Exercise description:
Your task is to find every line of the data that holds the string "enemy프리팹을" and copy it.

#### Records for the exercise

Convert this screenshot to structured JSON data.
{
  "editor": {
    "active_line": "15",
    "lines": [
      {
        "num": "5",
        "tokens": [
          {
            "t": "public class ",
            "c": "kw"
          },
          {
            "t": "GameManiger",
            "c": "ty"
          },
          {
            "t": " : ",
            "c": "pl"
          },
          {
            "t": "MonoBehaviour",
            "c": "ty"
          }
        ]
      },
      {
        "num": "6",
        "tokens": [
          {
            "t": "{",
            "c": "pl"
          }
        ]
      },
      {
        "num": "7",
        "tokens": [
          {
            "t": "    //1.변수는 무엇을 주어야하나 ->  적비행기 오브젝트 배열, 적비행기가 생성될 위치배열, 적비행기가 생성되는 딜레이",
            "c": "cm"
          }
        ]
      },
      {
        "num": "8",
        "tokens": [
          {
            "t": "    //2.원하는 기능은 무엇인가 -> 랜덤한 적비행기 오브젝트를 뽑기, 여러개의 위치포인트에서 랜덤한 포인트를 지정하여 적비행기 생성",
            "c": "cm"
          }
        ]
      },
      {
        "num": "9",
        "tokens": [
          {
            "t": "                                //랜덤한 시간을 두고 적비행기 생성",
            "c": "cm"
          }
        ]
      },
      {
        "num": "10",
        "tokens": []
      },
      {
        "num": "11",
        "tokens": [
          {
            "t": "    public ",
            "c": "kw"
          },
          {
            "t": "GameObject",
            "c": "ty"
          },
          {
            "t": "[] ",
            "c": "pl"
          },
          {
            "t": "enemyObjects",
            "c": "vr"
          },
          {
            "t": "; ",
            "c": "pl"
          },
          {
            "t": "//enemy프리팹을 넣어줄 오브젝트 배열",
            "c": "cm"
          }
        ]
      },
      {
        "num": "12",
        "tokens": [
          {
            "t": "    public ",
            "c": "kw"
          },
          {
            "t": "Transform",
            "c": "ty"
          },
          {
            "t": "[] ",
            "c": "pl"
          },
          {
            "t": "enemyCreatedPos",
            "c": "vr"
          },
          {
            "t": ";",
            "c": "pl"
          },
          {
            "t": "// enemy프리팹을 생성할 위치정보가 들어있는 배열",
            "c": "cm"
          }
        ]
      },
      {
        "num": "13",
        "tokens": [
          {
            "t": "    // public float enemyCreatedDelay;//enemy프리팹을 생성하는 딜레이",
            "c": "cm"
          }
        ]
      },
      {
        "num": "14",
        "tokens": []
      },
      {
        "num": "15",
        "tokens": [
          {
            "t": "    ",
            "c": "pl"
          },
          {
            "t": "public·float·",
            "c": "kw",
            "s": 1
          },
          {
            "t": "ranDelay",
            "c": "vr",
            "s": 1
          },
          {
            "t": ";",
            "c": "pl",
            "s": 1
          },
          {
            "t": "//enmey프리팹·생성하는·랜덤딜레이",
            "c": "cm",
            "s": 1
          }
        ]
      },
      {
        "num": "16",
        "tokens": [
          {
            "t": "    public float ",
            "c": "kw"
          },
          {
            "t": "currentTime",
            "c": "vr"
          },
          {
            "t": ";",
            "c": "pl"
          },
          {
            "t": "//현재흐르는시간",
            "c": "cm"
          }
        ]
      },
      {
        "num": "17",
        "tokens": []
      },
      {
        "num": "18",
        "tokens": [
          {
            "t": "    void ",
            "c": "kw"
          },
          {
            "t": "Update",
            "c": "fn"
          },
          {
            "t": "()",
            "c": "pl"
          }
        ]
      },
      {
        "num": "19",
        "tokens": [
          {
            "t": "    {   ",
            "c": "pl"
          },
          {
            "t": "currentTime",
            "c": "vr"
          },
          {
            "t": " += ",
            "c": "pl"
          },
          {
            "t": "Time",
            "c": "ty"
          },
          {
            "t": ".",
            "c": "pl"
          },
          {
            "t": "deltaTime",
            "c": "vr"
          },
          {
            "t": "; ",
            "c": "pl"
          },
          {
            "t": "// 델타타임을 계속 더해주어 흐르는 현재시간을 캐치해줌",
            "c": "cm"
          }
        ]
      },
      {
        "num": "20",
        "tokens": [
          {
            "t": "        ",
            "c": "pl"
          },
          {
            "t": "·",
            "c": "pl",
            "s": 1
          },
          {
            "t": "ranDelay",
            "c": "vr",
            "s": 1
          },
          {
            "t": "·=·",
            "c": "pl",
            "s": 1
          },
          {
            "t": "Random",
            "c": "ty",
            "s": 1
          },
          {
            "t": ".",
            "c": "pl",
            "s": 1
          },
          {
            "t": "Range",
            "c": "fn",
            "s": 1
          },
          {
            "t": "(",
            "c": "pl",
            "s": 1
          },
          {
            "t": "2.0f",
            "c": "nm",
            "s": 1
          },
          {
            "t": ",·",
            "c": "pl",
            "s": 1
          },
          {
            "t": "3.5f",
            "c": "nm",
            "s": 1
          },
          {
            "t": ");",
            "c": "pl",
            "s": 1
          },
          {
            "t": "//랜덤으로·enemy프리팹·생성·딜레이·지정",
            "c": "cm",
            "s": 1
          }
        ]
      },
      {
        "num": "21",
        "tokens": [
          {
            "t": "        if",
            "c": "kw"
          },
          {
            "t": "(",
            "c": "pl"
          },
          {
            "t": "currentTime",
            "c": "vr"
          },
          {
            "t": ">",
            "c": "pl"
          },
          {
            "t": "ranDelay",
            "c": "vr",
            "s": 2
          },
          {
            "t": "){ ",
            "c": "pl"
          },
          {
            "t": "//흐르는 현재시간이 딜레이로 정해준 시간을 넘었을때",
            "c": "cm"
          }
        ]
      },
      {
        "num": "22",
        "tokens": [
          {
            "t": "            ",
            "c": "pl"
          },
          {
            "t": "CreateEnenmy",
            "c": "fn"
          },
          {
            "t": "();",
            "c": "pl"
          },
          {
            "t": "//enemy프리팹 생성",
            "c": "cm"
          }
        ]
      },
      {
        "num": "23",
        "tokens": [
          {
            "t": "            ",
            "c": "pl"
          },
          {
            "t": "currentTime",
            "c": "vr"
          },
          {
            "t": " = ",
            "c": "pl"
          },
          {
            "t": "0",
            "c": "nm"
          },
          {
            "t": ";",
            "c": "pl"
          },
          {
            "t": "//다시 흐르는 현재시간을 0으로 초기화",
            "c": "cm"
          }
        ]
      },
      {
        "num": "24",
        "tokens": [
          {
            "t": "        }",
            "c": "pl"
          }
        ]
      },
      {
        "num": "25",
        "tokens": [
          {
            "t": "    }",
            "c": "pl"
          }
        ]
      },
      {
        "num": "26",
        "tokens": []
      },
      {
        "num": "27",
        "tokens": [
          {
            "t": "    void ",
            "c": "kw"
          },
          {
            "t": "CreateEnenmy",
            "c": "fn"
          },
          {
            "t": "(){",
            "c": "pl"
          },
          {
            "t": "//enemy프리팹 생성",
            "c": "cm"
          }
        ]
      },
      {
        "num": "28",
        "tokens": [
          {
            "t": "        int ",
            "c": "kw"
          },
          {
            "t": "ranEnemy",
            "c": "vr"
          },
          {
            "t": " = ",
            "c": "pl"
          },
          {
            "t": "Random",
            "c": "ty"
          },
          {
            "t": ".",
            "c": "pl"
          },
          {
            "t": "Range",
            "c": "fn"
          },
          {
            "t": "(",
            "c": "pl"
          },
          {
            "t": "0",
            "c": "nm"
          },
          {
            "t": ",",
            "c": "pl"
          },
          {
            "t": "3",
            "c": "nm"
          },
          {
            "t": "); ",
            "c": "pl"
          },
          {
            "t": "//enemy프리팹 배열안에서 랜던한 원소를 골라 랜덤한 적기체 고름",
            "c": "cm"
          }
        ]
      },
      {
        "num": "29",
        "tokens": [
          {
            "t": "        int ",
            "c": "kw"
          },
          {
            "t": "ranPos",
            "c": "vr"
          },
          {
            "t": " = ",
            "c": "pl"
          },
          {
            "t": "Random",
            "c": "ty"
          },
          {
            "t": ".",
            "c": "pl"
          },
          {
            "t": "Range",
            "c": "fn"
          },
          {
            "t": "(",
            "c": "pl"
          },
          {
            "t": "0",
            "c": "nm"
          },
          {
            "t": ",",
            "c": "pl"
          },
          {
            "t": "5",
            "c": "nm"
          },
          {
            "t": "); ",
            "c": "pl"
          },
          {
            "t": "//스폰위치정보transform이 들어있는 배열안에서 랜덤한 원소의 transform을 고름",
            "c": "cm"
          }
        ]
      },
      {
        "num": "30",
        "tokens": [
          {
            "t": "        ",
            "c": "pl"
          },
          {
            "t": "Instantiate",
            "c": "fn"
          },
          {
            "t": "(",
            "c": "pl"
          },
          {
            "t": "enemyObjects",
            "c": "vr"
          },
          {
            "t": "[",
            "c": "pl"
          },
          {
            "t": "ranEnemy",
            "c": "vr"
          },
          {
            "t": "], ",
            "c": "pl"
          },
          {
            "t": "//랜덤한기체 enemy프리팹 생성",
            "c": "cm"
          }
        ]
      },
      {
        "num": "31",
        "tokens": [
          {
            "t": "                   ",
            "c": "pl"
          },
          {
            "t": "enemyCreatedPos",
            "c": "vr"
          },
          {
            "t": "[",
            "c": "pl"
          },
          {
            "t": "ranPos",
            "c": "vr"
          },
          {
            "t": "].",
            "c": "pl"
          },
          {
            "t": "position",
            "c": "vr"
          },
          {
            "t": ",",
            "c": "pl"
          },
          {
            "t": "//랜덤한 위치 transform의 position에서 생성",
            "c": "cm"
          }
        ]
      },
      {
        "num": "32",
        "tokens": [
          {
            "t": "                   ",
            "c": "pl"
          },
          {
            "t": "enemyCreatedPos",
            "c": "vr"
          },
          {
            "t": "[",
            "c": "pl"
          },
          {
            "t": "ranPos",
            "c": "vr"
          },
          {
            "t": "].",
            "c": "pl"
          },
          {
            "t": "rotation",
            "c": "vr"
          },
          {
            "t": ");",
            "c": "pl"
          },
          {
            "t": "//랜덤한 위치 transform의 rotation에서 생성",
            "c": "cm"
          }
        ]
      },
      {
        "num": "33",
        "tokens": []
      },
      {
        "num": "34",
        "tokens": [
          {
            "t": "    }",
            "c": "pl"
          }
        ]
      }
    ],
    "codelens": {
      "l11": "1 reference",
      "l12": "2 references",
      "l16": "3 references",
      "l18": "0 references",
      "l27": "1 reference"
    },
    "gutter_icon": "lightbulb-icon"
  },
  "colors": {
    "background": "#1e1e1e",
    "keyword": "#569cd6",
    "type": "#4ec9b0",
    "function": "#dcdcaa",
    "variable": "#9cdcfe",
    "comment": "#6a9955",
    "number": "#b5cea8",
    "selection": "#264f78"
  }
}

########

Response area:
            "t": "//enemy프리팹을 넣어줄 오브젝트 배열",
            "t": "// enemy프리팹을 생성할 위치정보가 들어있는 배열",
            "t": "    // public float enemyCreatedDelay;//enemy프리팹을 생성하는 딜레이",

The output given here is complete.